Rajat Kapoor and Ratna Pathak Shah live in idyllic Coonoor but argue like all married couples do, over things that most married couples do. Their sons, Fawad and Sidharth, live in UK and US respectively, are used to seeing their parents argue and also have their own unsettled issues. Fawad’s a successful author, his parent’s pet while Sid is still looking to find his vocation and has a huge chip on his shoulder about not being loved as much as his elder brother. However, what is fascinating is that, while all this may sound sad, morbid, the first half is anything but. Thanks to their grandfather, Rishi Kapoor (I want to grow old like him !) and Alia, who is the wild, zany one in a nearby tea estate.

Rishi Kapoor is endearing and full of life – so much so that he practices falling dead, just for kicks. Other pastimes include watching porn, smoking, weed, shooting his grandkids dead and making sure the hospital staff don’t forget him (the scenes with the nurse were excellent). Alia is always pulling someone’s leg – first Sid, then Fawad fall for her pranks and she ensures she always remains happy, sunny despite all around her

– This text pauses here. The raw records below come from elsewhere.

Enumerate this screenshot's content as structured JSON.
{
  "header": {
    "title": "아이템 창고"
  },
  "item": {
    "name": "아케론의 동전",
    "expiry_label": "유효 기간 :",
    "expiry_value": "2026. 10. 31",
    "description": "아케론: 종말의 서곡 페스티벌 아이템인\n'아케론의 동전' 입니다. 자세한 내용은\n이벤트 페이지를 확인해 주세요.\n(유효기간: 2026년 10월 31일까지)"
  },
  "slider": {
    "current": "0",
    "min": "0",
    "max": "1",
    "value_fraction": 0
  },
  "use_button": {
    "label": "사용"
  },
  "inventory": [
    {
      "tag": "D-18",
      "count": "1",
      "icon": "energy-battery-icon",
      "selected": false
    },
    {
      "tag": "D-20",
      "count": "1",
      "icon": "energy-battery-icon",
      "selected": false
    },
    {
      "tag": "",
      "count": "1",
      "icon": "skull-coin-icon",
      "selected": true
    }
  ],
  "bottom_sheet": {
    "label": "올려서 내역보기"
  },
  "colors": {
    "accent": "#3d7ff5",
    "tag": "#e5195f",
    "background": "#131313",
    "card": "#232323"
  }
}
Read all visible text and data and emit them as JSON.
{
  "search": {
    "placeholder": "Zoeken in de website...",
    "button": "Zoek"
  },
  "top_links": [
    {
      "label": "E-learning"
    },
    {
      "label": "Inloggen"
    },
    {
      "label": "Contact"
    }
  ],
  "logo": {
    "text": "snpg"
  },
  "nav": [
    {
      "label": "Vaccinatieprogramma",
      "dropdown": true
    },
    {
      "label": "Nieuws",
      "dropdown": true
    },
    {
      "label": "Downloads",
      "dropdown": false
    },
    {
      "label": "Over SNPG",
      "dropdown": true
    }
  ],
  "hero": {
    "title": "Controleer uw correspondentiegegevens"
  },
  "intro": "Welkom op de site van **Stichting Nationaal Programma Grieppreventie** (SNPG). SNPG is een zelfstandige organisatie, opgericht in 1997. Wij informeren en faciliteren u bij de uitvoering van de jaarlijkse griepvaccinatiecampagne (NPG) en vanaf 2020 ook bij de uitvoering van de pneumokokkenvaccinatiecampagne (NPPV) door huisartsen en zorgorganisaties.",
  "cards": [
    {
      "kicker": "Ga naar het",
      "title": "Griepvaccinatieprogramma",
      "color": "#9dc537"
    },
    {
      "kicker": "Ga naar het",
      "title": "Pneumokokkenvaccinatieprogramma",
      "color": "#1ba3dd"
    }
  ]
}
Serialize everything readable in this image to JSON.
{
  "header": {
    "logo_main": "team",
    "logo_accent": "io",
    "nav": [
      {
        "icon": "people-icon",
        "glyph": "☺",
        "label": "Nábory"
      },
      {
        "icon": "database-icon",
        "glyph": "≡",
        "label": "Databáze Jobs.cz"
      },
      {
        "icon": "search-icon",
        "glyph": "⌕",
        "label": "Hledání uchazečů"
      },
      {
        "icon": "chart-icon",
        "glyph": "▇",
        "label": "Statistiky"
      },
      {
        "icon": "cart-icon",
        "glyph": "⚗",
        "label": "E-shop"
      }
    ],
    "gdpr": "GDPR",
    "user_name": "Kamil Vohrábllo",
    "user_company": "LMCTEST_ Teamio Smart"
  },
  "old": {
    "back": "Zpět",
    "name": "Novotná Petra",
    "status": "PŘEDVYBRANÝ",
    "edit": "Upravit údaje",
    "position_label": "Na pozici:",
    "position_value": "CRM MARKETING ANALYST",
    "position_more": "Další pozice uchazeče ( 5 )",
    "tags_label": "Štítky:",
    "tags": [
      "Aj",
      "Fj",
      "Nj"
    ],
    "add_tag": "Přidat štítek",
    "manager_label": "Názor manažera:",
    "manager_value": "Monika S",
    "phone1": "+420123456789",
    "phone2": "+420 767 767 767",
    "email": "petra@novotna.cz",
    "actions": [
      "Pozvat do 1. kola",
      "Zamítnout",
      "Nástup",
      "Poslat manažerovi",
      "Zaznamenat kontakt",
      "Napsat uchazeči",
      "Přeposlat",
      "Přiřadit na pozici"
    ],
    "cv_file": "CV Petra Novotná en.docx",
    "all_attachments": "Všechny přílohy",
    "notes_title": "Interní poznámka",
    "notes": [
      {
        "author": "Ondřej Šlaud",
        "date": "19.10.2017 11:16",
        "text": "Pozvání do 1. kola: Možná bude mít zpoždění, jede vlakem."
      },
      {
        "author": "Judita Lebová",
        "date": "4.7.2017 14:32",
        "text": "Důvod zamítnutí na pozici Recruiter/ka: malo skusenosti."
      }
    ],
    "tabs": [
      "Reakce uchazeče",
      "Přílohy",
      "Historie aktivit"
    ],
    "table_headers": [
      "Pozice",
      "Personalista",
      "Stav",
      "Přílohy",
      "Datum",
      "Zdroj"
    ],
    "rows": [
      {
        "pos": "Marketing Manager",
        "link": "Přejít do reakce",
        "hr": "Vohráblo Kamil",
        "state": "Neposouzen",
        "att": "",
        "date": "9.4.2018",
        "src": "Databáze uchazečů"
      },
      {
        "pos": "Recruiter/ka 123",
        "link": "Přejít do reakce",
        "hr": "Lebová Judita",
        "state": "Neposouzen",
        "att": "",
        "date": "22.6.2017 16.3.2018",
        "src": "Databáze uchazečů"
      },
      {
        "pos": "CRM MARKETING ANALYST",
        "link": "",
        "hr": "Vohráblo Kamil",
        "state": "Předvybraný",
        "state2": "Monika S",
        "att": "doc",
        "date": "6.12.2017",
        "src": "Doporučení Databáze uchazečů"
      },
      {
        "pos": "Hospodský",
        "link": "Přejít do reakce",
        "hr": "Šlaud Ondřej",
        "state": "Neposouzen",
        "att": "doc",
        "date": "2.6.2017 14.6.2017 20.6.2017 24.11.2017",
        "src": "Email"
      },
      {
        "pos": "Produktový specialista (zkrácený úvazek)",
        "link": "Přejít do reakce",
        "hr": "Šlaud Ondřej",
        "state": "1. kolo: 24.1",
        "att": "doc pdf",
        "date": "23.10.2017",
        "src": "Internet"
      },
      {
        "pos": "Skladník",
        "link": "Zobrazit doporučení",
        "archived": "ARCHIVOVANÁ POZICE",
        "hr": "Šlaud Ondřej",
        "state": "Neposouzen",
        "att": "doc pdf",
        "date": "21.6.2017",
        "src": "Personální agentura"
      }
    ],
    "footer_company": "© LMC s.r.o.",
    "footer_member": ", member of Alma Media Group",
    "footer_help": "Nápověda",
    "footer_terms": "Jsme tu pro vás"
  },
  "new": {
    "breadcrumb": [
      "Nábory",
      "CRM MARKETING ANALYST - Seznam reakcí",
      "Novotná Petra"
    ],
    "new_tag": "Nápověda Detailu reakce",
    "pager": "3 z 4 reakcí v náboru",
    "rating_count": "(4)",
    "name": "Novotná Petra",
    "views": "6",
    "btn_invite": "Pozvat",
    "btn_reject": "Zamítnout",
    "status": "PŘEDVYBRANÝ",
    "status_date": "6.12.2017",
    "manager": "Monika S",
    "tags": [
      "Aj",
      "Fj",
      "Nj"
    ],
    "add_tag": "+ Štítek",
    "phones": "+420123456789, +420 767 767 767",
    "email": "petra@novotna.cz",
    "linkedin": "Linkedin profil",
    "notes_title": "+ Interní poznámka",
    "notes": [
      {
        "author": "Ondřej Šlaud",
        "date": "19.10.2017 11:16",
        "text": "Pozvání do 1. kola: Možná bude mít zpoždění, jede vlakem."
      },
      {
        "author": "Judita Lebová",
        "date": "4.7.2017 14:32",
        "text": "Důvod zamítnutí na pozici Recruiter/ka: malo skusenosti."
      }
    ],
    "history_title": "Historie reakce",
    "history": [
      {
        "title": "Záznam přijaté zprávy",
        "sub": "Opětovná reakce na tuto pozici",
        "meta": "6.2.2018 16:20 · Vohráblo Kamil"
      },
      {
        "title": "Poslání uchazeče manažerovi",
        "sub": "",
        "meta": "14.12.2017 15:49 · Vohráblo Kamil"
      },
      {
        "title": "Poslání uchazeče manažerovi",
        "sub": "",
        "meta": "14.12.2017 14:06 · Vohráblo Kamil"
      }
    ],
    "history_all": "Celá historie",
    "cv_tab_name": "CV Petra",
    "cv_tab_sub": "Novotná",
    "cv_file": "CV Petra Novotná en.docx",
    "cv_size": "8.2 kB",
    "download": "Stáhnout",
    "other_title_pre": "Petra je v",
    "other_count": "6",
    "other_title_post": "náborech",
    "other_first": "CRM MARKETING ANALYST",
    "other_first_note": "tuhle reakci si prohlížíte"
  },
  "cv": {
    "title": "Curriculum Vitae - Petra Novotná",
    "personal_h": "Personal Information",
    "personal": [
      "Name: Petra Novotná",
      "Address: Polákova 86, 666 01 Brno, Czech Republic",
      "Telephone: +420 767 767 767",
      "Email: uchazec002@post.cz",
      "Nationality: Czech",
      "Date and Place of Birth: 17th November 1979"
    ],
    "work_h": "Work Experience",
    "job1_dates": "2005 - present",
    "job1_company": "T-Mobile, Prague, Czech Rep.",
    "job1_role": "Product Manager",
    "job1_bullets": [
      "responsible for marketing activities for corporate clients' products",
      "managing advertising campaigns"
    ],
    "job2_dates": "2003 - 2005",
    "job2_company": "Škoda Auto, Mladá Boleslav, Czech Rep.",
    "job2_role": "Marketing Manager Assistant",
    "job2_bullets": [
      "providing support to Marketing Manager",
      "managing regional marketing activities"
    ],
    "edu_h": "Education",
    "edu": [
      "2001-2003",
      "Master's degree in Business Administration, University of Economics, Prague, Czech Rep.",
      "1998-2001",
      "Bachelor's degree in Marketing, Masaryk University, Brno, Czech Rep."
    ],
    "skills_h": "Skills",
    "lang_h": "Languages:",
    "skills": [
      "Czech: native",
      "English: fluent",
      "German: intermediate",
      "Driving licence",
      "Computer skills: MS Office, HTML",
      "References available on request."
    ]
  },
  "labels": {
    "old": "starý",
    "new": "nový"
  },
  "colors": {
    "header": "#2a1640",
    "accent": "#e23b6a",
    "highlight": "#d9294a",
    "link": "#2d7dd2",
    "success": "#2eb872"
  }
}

The stage is then set for the family drama to heat up in the second half, as secrets tumble out, things come to a head…

It’s been a long time since I saw such beautifully etched characters and crisp, natural dialogues in a Hindi film. The performances were fabulous – Rajat, Rishi were brilliant and Fawad, Alia, Sidharth also display their acting chops – both the men, especially, successfully put to bed all the unfair, unwarranted criticism that they’re just good looking boys who can’t act. Ratna is very good too, doing justice to the role given – her character is not someone who I would be fond of but can understand. Special mention of Sukant Goel who also shines through in a small role, as Sid’s best friend.

The film does hold a mirror up to how most of us live our lives, mired in our first world problems. Unhappiness, we discover, can be caused by so many factors – parental expectations, striving for approval, success, distrust, money issues, the search for love – all can prove to be so corrosive. But equally, isn’t it upto us to simplify things, to chart out our own course – to stop blaming others for our problems. Because, in the end, don’t we all just want to be happy ?